This editorial in Survey of Ophthalmology argues for abandoning corticosteroid trials for undiagnosed orbital inflammation in favor of a rigorous clinical, radiological and pathological workup.
Since 1985, the diagnostic standard for orbital inflammation has been administration of a short, high-dose course of corticosteroid to reveal whether the patient is suffering from idiopathic orbital inflammation (IOI) or a separate condition. The issue at hand is that many diseases present with orbital inflammation, and many will respond, at least initially, to corticosteroids.
Of particular concern is the test’s inability to differentiate lymphoma and lymphoid hyperplasia from benign conditions, as they induce apoptosis in lymphocytic lesions causing a temporary clinical improvement in malignant disease. False diagnosis of IOI using this method has also been reported for cases of metastatic disease, epithelial lesions of the lacrimal gland, fungal infections, granulomatosis with polyangiitis (GPA), and sarcoidosis.
Furthermore, some cases of biopsy-confirmed IOI subtypes do not even respond to corticosteroids. Recent studies found that 21% of patients with idiopathic dacryoadenitis and 45% of patients with sclerosing IOI are unresponsive to the high corticosteroid doses.
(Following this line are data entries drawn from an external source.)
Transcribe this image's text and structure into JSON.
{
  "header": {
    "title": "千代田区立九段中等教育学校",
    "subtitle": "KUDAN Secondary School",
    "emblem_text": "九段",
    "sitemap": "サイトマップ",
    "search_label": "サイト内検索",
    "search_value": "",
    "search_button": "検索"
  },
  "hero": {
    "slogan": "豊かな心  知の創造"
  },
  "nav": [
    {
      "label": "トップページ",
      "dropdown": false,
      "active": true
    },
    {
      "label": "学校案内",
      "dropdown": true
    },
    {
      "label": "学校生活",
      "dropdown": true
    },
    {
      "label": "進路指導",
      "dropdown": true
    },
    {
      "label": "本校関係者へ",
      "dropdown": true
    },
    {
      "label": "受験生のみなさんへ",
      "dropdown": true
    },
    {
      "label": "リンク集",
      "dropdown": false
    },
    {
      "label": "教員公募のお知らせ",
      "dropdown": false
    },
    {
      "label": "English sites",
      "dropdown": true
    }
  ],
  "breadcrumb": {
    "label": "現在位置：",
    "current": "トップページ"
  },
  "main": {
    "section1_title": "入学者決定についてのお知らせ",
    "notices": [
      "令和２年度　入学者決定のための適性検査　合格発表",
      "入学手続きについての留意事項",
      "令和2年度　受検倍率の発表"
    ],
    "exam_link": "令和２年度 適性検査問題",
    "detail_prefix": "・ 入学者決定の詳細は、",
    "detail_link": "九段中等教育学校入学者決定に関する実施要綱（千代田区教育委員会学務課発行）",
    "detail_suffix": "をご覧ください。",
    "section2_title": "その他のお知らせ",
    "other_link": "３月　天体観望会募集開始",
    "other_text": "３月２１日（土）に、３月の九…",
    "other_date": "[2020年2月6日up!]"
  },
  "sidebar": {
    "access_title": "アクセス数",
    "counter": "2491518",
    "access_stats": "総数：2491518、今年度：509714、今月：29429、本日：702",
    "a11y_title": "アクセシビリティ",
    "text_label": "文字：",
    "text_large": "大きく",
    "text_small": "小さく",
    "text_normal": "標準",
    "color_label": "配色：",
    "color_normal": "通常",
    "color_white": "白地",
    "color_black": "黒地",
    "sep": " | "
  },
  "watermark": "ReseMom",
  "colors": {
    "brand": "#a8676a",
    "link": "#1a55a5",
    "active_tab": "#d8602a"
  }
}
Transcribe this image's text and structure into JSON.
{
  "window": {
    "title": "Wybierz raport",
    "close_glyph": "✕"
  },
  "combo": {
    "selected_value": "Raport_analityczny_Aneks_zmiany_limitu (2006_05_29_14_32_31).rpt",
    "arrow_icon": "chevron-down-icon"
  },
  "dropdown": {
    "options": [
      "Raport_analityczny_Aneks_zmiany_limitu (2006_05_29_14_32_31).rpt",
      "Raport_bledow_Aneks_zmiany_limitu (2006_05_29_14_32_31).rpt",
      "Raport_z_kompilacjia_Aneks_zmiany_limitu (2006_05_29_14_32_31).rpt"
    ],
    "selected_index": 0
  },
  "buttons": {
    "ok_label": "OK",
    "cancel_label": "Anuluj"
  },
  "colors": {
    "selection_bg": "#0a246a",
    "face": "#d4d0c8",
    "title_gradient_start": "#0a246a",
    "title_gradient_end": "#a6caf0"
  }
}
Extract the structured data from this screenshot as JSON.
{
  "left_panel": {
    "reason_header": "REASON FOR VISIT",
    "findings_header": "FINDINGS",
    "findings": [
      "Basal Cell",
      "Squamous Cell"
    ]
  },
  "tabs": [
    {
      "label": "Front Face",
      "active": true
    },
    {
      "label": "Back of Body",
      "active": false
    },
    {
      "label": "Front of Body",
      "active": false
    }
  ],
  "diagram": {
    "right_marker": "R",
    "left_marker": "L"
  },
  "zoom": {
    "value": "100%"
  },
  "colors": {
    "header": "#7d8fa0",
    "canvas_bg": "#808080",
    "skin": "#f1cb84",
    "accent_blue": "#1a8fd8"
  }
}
However, the authors assert that therapeutic administration of corticosteroids is still of great benefit in many situations. Prompt corticosteroids may save vision in IOI lesions associated with optic neuropathy and provide relief for severe idiopathic orbital myositis. Yet in such cases it is important to remember that a clinical response is not diagnostic, and the next steps should involve a thorough examination for other diseases.
After clinical examination, radiological investigation should be considered. Unfortunately, imaging will typically only narrow the suspect pool rather than provide diagnosis.
The authors believe that pathological analysis is critical for elucidating the etiological agent in the context of the previous findings. Histological analysis can quickly rule out many conditions, for example, IOI, Immunoglobulin G4-related disease (IgG4-RD) and GPA are distinctive to malignancies and lymphoproliferative disorders even with macroscopic examination. In addition, features such as granulomas or vasculitis and tissue necrosis may point to sarcoidosis or GPA, respectively.
Orbital tissue samples can now be obtained with minimally invasive procedures, though open surgical biopsy is still preferable to needle aspiration as it retrieves more tissue. Whichever method is used, the physician should take samples from multiple parts of the lesion.
Though exceptions remain for lesions on the orbital apex or on optic nerve (as obtaining a biopsy in those locations has high risk of morbidity), the authors maintain that corticosteroid trials for undiagnosed orbital inflammation are too weak to identify a diagnosis in orbital inflammation.